MJD | 331 comments Loretta wrote: "Inkspill wrote: "the first three chapters, the absurdity of Dent's house being knocked down and what happens... and then replayed with how Earth will be blown up - that's funny, not LOL, more gentl..."

I think that the article sums up the 5 books well. I do want to point out that the seintence ""Young Zaphod Plays It Safe" (1986), the only short story Adams ever wrote in the Hitchhiker's world" is not entirely true since The Salmon of Doubt has another short story about Genghis Khan that takes place in that literary universe.

I am also of the belief that Adams' two Dirk Gently books take place in the same literary universe, and thus should be read alongside the 5 official books of the series (along with the unfinished Dirk Gently book that Adams was writing - and claimed to have been turning into a sequel to book 5 - found in The Salmon of Doubt).


message 25: by Loretta, Moderator (new)

Loretta | 3979 comments Mod
MJD wrote: "Loretta wrote: "Inkspill wrote: "the first three chapters, the absurdity of Dent's house being knocked down and what happens... and then replayed with how Earth will be blown up - that's funny, not..."

Was trying to find something that explained Inkspill's comment about the humor being dated which I think it did to a degree but thanks for more insight MJD.


message 26: by Inkspill (new)

Inkspill (runinkspill) I have finished HG - brilliant ending - I like have Adams flips from one moment to the next without missing a beat - nice

Loretta wrote: "Found this article. ,,,."
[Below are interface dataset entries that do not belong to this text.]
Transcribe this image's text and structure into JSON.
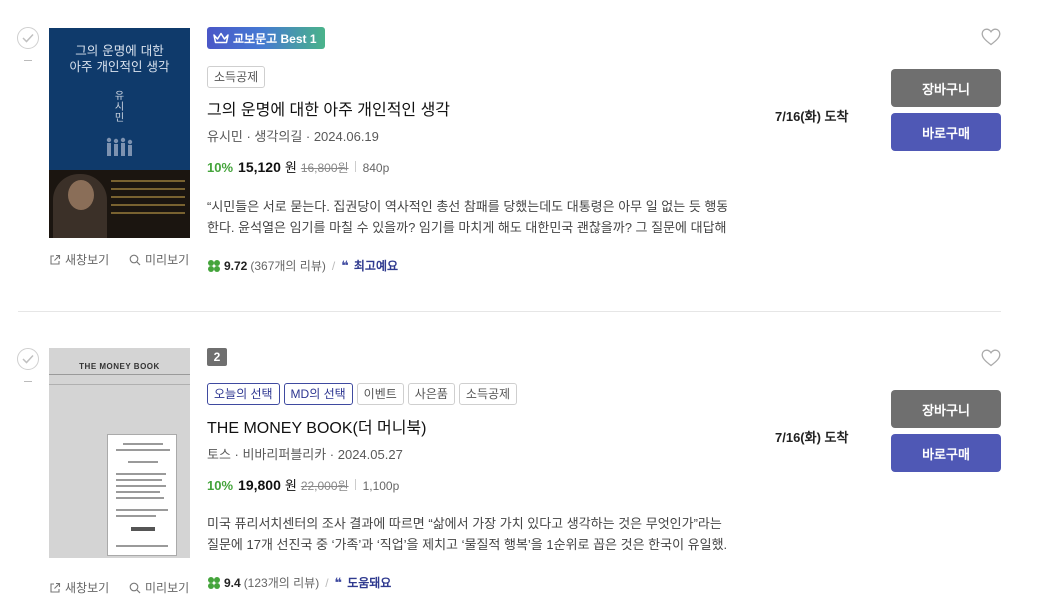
{
  "sub_buttons": {
    "new_window": "새창보기",
    "preview": "미리보기"
  },
  "actions": {
    "cart": "장바구니",
    "buy": "바로구매"
  },
  "colors": {
    "discount": "#44a43b",
    "buy_button": "#4f58b5",
    "cart_button": "#6f6f6f",
    "review_accent": "#3f4aa0"
  },
  "items": [
    {
      "badge": "교보문고 Best 1",
      "tags": [
        "소득공제"
      ],
      "title": "그의 운명에 대한 아주 개인적인 생각",
      "meta": "유시민 · 생각의길 · 2024.06.19",
      "discount": "10%",
      "sale_price": "15,120",
      "won": "원",
      "original_price": "16,800원",
      "pages": "840p",
      "description": [
        "“시민들은 서로 묻는다. 집권당이 역사적인 총선 참패를 당했는데도 대통령은 아무 일 없는 듯 행동",
        "한다. 윤석열은 임기를 마칠 수 있을까? 임기를 마치게 해도 대한민국 괜찮을까? 그 질문에 대답해..."
      ],
      "rating": "9.72",
      "review_count": "(367개의 리뷰)",
      "review_keyword": "최고예요",
      "delivery": "7/16(화) 도착",
      "cover": {
        "title_line1": "그의 운명에 대한",
        "title_line2": "아주 개인적인 생각",
        "author_vertical": [
          "유",
          "시",
          "민"
        ]
      }
    },
    {
      "rank": "2",
      "tags": [
        "오늘의 선택",
        "MD의 선택",
        "이벤트",
        "사은품",
        "소득공제"
      ],
      "title": "THE MONEY BOOK(더 머니북)",
      "meta": "토스 · 비바리퍼블리카 · 2024.05.27",
      "discount": "10%",
      "sale_price": "19,800",
      "won": "원",
      "original_price": "22,000원",
      "pages": "1,100p",
      "description": [
        "미국 퓨리서치센터의 조사 결과에 따르면 “삶에서 가장 가치 있다고 생각하는 것은 무엇인가”라는",
        "질문에 17개 선진국 중 ‘가족’과 ‘직업’을 제치고 ‘물질적 행복’을 1순위로 꼽은 것은 한국이 유일했..."
      ],
      "rating": "9.4",
      "review_count": "(123개의 리뷰)",
      "review_keyword": "도움돼요",
      "delivery": "7/16(화) 도착",
      "cover": {
        "title": "THE MONEY BOOK"
      }
    }
  ]
}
That's an interesting article - thanks Loretta

MJD wrote: "... As for the bowl of petunias, I think that its reference has a good payoff in the third book of the series."

Oh, ok, I'll keep the petuninas in mind when I get round to reading that book - not sure if I can squeeze the other 4 in beween the books I plan to read, so it might be next year now
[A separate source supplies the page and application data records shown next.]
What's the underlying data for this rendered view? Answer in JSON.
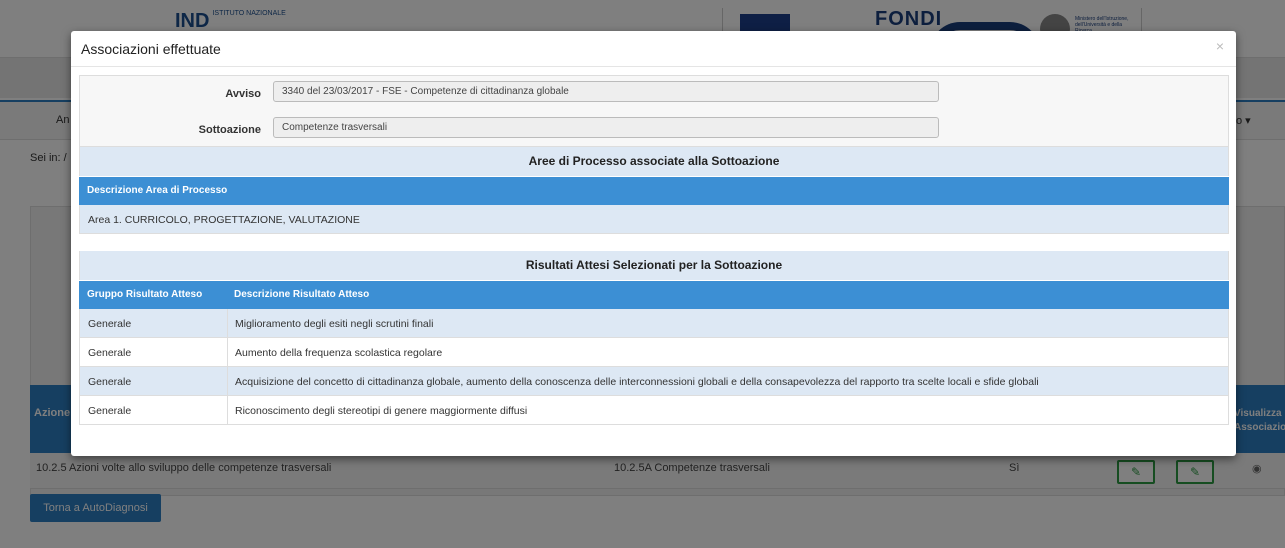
{
  "background": {
    "logo_text": "IND",
    "logo_small": "ISTITUTO NAZIONALE",
    "banner_text": "FONDI",
    "ministry_text": "Ministero dell'Istruzione, dell'Università e della Ricerca",
    "menu_left": "An",
    "menu_right": "o ▾",
    "breadcrumb": "Sei in: /",
    "table_header_left": "Azione",
    "table_header_right": "Visualizza Associazioni",
    "row": {
      "azione": "10.2.5 Azioni volte allo sviluppo delle competenze trasversali",
      "sottoazione": "10.2.5A Competenze trasversali",
      "value": "Sì"
    },
    "back_button": "Torna a AutoDiagnosi",
    "edit_icon": "pencil-icon",
    "view_icon": "eye-icon"
  },
  "modal": {
    "title": "Associazioni effettuate",
    "close_symbol": "×",
    "avviso_label": "Avviso",
    "avviso_value": "3340 del 23/03/2017 - FSE - Competenze di cittadinanza globale",
    "sottoazione_label": "Sottoazione",
    "sottoazione_value": "Competenze trasversali",
    "aree_title": "Aree di Processo associate alla Sottoazione",
    "aree_header": "Descrizione Area di Processo",
    "aree_rows": [
      "Area 1. CURRICOLO, PROGETTAZIONE, VALUTAZIONE"
    ],
    "risultati_title": "Risultati Attesi Selezionati per la Sottoazione",
    "risultati_headers": {
      "gruppo": "Gruppo Risultato Atteso",
      "descrizione": "Descrizione Risultato Atteso"
    },
    "risultati_rows": [
      {
        "gruppo": "Generale",
        "descrizione": "Miglioramento degli esiti negli scrutini finali"
      },
      {
        "gruppo": "Generale",
        "descrizione": "Aumento della frequenza scolastica regolare"
      },
      {
        "gruppo": "Generale",
        "descrizione": "Acquisizione del concetto di cittadinanza globale, aumento della conoscenza delle interconnessioni globali e della consapevolezza del rapporto tra scelte locali e sfide globali"
      },
      {
        "gruppo": "Generale",
        "descrizione": "Riconoscimento degli stereotipi di genere maggiormente diffusi"
      }
    ]
  },
  "colors": {
    "primary": "#2d7fc2",
    "table_header": "#3c8fd4",
    "row_alt": "#dde8f4",
    "edit_green": "#2c9a42"
  }
}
I'm pleased I read this - what a surprise - brilliant!!!


message 27: by MJD (new)

MJD | 331 comments Inkspill wrote: "I have finished HG - brilliant ending - I like have Adams flips from one moment to the next without missing a beat - nice

Loretta wrote: "Found this article. ,,,."

That's an interesting article -..."


Happy to see you liked it. Brilliant indeed. (Also fyi, if you want a satisfying happy ending you should stop at book 4, if you are okay with a tragic ending you should go ahead and read book 5. I think that both 4 and 5 give satisfying wrap up to things, better than just stopping at 1, 2, or 3.).


message 28: by Marina (new)

Marina (sonnenbarke) | 429 comments I'm very glad you liked it, Inkspill :)


back to top